“The sports industry is so competitive, it’s just supply and demand,” says Blais. “If our kids don’t do it, there’ll be another 50 lined up behind them to do it.”

Sam Allen, director of career education services at Saint Anselm College, estimates that students at that school are filling about 250 internships with area businesses and nonprofit organizations.

According to national studies, he says, 60 to 80 percent of student interns get job offers as a result. “The majority of them are small to medium-size businesses,” he says. “Having an intern affords a great opportunity to preview interns as future hires.”

Granite State College has about 300 degree candidates, primarily adult students, at its Manchester site — one of the college’s nine locations statewide.

The college has provided education and training programs to school districts, private school and nonprofit organizations, but has not yet focused on contracting with business and industry. That may change, however, with the addition of four statewide “outreach recruiters” recently hired by the college, says Ron Blankenstein, special assistant to college president Carol La Croix.

Along with efforts to recruit more Hispanics and other minority students and to increase services to public and non-profit institutions, the outreach personnel will be “asking business and industry, ‘Are there programs or courses you would like us to bring out to you?’” says Blankenstein.

John Roche, president of Hesser College, says the college provides a variety of what he calls “externship” opportunities in the community for its criminal justice, paralegal and psychology students.

Roche, who has been at Hesser only three months, joined the school from New York, where he held administrative positions with Berkeley College and Long Island University.

“I’ve had a lot of experience in developing corporate-based training programs,” he says. “I would like to do that here.”

At UNH-Manchester, Dean Kristin Woolever says she is working with high-tech companies in the area on ideas for new science and technology programs at the urban campus.

“We’re looking to expand out footprint in that area and become a science and technology center here in town,” she says. The school also will be expanding the supply of student interns to companies requesting them.

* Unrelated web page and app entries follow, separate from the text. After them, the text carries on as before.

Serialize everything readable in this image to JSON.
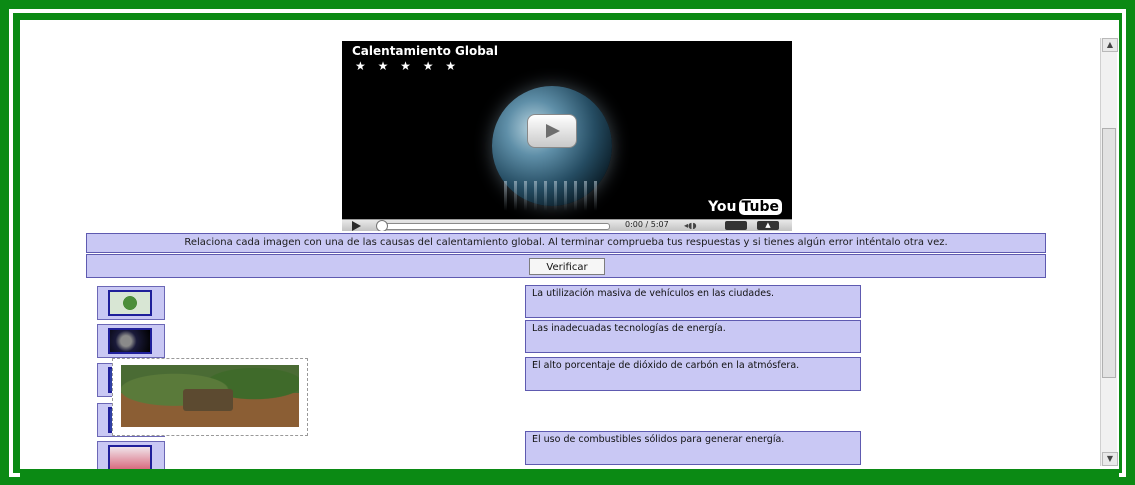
{
  "video": {
    "title": "Calentamiento Global",
    "rating_stars": "★ ★ ★ ★ ★",
    "time": "0:00 / 5:07",
    "logo_you": "You",
    "logo_tube": "Tube"
  },
  "activity": {
    "instructions": "Relaciona cada imagen con una de las causas del calentamiento global. Al terminar comprueba tus respuestas y si tienes algún error inténtalo otra vez.",
    "verify_label": "Verificar",
    "statements": [
      "La utilización masiva de vehículos en las ciudades.",
      "Las inadecuadas tecnologías de energía.",
      "El alto porcentaje de dióxido de carbón en la atmósfera.",
      "El uso de combustibles sólidos para generar energía."
    ]
  },
  "colors": {
    "frame_green": "#0b8a14",
    "panel_lavender": "#c9c8f4",
    "panel_border": "#5e5ab0"
  }
}
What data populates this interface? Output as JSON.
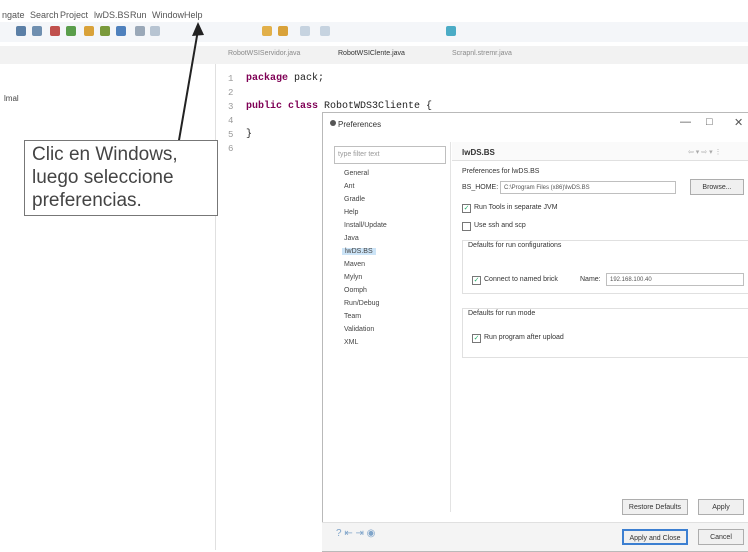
{
  "menu": [
    "ngate",
    "Search",
    "Project",
    "lwDS.BS",
    "Run",
    "Window",
    "Help"
  ],
  "editor_tabs": [
    "RobotWSIServidor.java",
    "RobotWSIClente.java",
    "Scrapnl.stremr.java"
  ],
  "explorer_item": "lmal",
  "code": {
    "line_numbers": [
      "1",
      "2",
      "3",
      "4",
      "5",
      "6"
    ],
    "package_kw": "package",
    "package_rest": " pack;",
    "class_kw": "public class",
    "class_rest": " RobotWDS3Cliente {",
    "close_brace": "}"
  },
  "annotation": {
    "line1": "Clic en Windows,",
    "line2": "luego   seleccione",
    "line3": "preferencias."
  },
  "dialog": {
    "title": "Preferences",
    "min": "—",
    "max": "□",
    "close": "✕",
    "filter_placeholder": "type filter text",
    "tree": [
      "General",
      "Ant",
      "Gradle",
      "Help",
      "Install/Update",
      "Java",
      "lwDS.BS",
      "Maven",
      "Mylyn",
      "Oomph",
      "Run/Debug",
      "Team",
      "Validation",
      "XML"
    ],
    "selected_index": 6,
    "page_title": "lwDS.BS",
    "page_nav": "⇦ ▾ ⇨ ▾ ⋮",
    "description": "Preferences for lwDS.BS",
    "home_label": "BS_HOME:",
    "home_value": "C:\\Program Files (x86)\\lwDS.BS",
    "browse": "Browse...",
    "run_tools": "Run Tools in separate JVM",
    "use_ssh": "Use ssh and scp",
    "defaults_run_config": "Defaults for run configurations",
    "connect_named": "Connect to named brick",
    "name_label": "Name:",
    "name_value": "192.168.100.40",
    "defaults_run_mode": "Defaults for run mode",
    "run_after_upload": "Run program after upload",
    "restore_defaults": "Restore Defaults",
    "apply": "Apply",
    "apply_close": "Apply and Close",
    "cancel": "Cancel",
    "footer_icons": "?  ⇤  ⇥  ◉"
  },
  "colors": {
    "selection": "#cce4f7",
    "primary_border": "#3c7fd1",
    "keyword": "#7f0055"
  }
}
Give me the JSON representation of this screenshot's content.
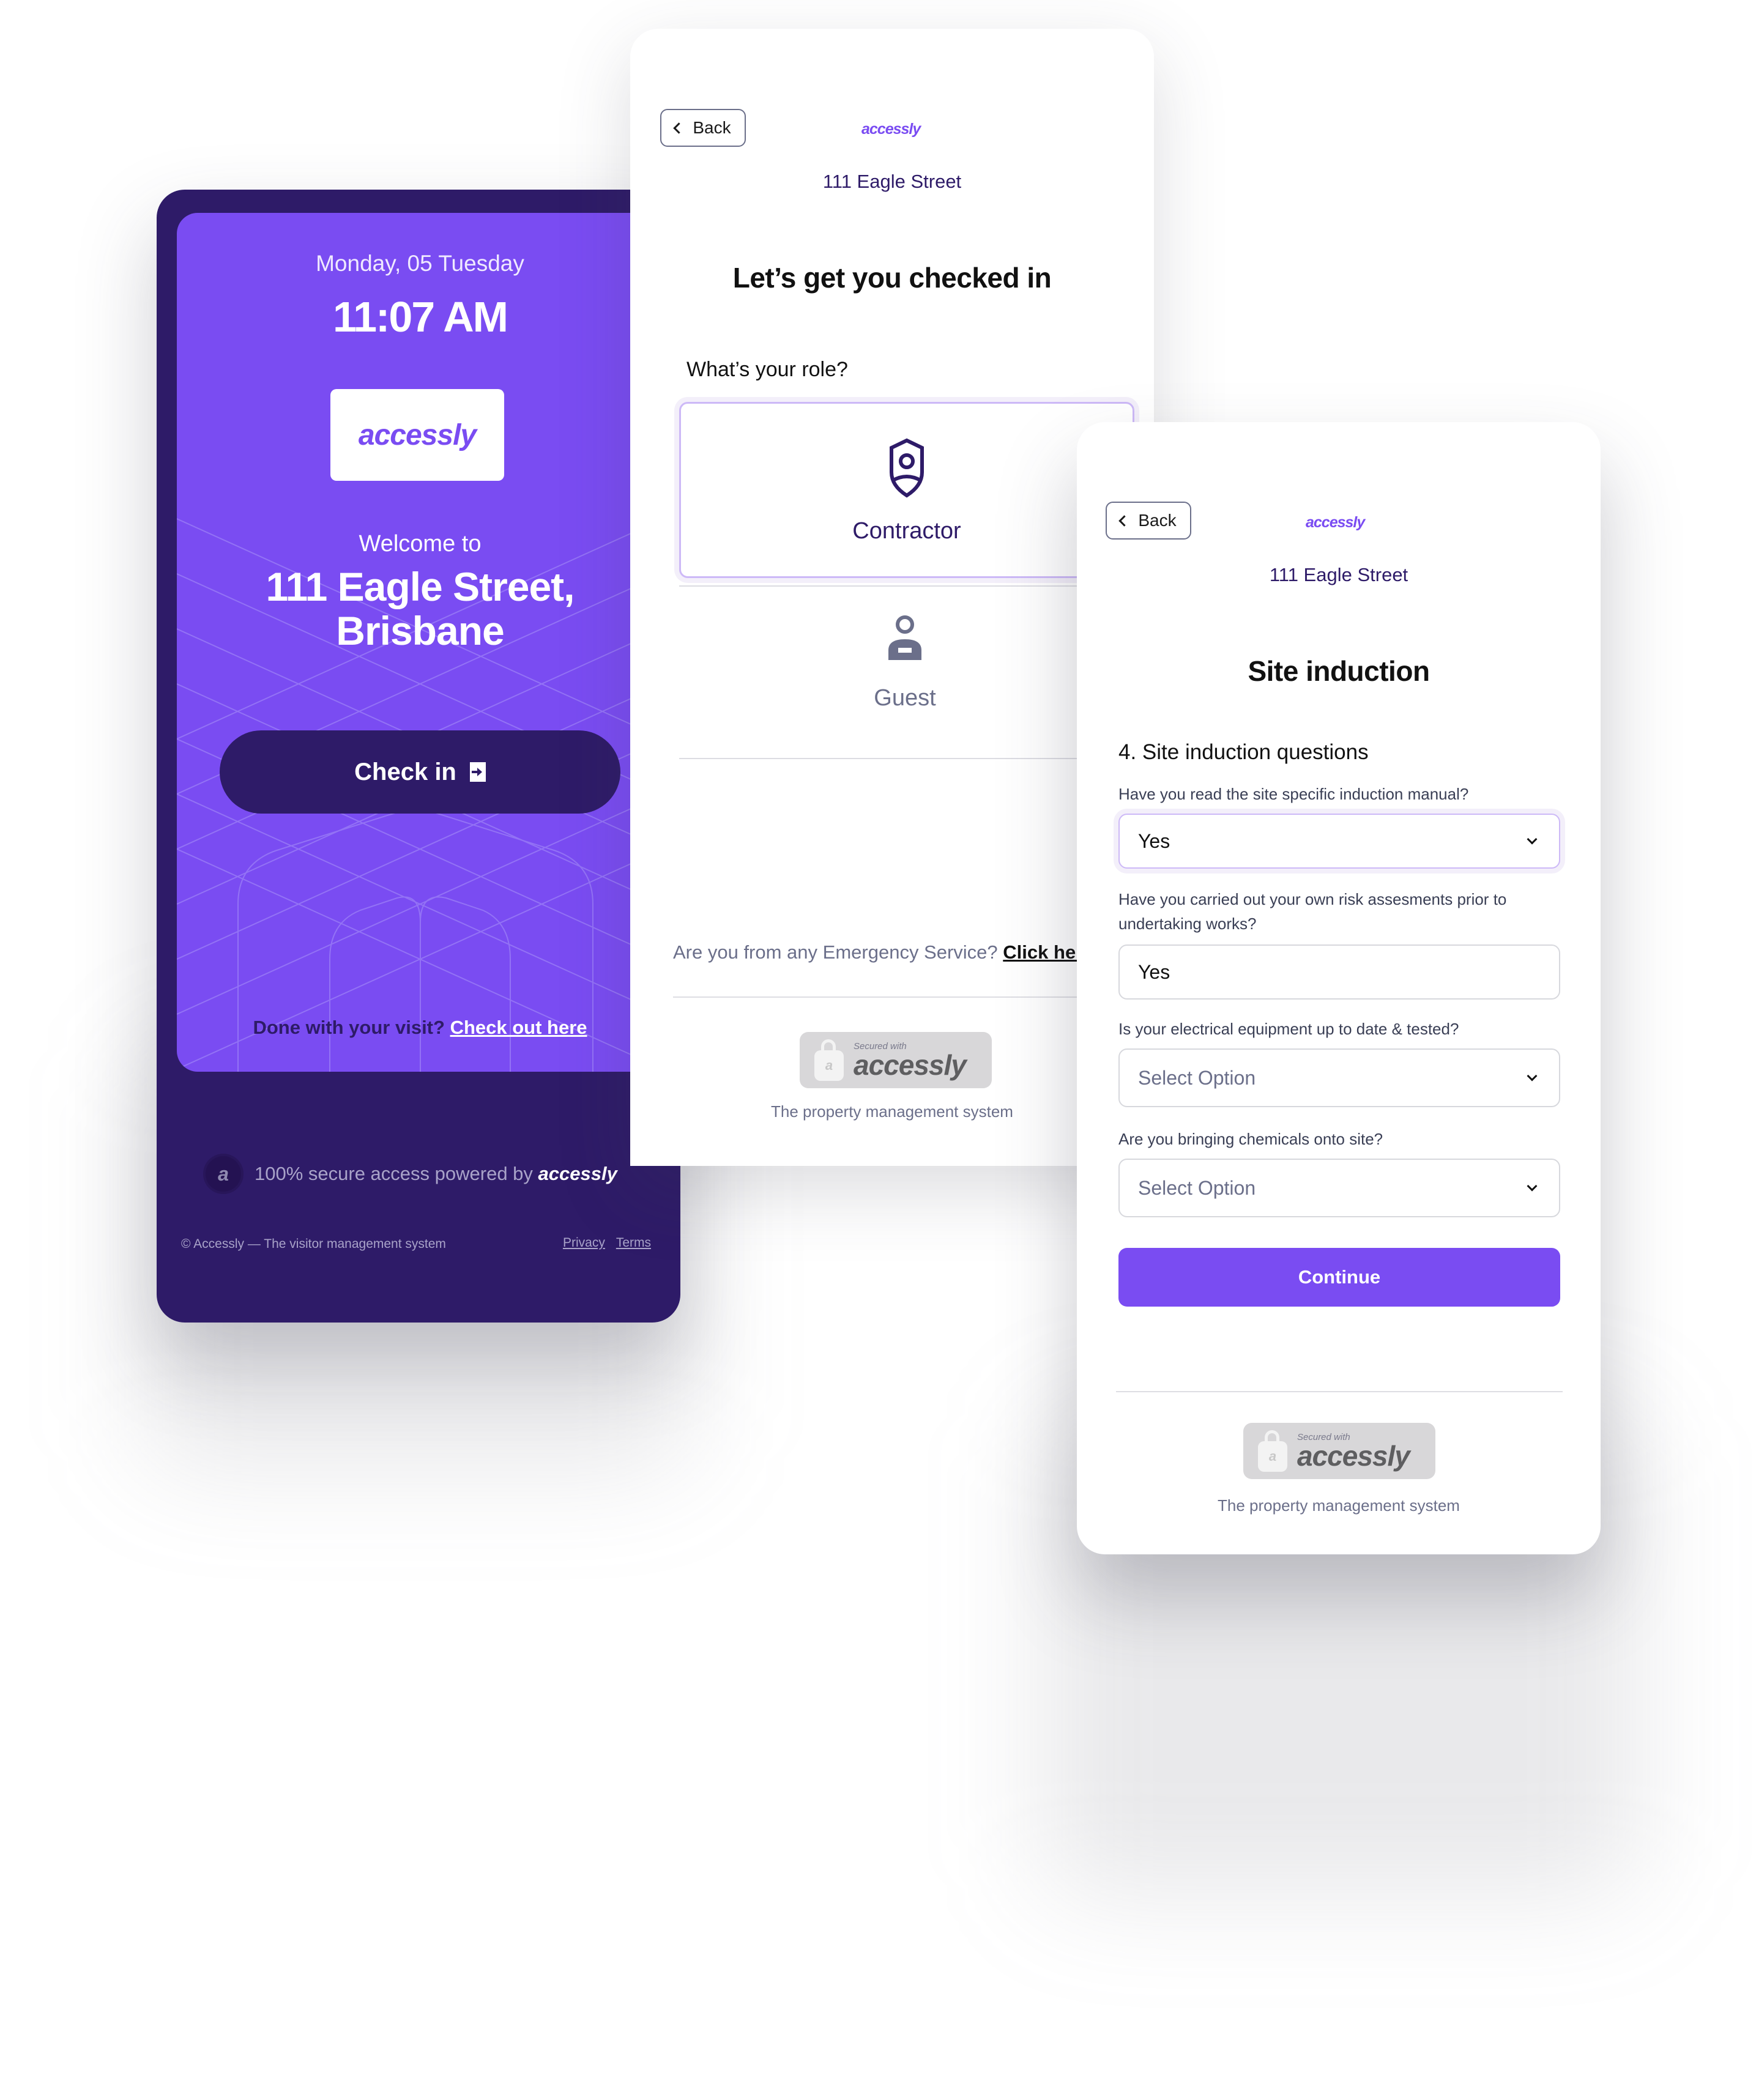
{
  "colors": {
    "brand_purple": "#7a4cf2",
    "deep_purple": "#2e1b68",
    "muted_text": "#6b6f8a"
  },
  "kiosk": {
    "date": "Monday, 05 Tuesday",
    "time": "11:07 AM",
    "logo": "accessly",
    "welcome": "Welcome to",
    "building_line1": "111 Eagle Street,",
    "building_line2": "Brisbane",
    "checkin_label": "Check in",
    "checkin_icon": "sign-in-icon",
    "checkout_prompt": "Done with your visit?",
    "checkout_link": "Check out here",
    "powered_prefix": "100% secure access powered by",
    "powered_brand": "accessly",
    "seal_letter": "a",
    "footer_copyright": "© Accessly — The visitor management system",
    "footer_links": [
      "Privacy",
      "Terms"
    ]
  },
  "role_screen": {
    "back_label": "Back",
    "logo": "accessly",
    "address": "111 Eagle Street",
    "title": "Let’s get you checked in",
    "role_question": "What’s your role?",
    "roles": [
      {
        "label": "Contractor",
        "icon": "shield-user-icon",
        "selected": true
      },
      {
        "label": "Guest",
        "icon": "user-icon",
        "selected": false
      }
    ],
    "emergency_prompt": "Are you from any Emergency Service?",
    "emergency_link": "Click here",
    "badge_small": "Secured with",
    "badge_brand": "accessly",
    "badge_letter": "a",
    "tagline": "The property management system"
  },
  "induction_screen": {
    "back_label": "Back",
    "logo": "accessly",
    "address": "111 Eagle Street",
    "title": "Site induction",
    "section_title": "4. Site induction questions",
    "questions": [
      {
        "label": "Have you read the site specific induction manual?",
        "value": "Yes",
        "type": "select",
        "focused": true
      },
      {
        "label": "Have you carried out your own risk assesments prior to undertaking works?",
        "value": "Yes",
        "type": "text"
      },
      {
        "label": "Is your electrical equipment up to date & tested?",
        "placeholder": "Select Option",
        "type": "select"
      },
      {
        "label": "Are you bringing chemicals onto site?",
        "placeholder": "Select Option",
        "type": "select"
      }
    ],
    "continue_label": "Continue",
    "badge_small": "Secured with",
    "badge_brand": "accessly",
    "badge_letter": "a",
    "tagline": "The property management system"
  }
}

“I would say in a given semester we probably place, in all of our programs, 75 people out in community,” says Patrice Mettauri, coordinator of outreach scholarship at UNHM. “It’s going to grow as we add programs that include internships of part of the requirements. It’s ultimately our goal to get our students out in the community as much as possible.”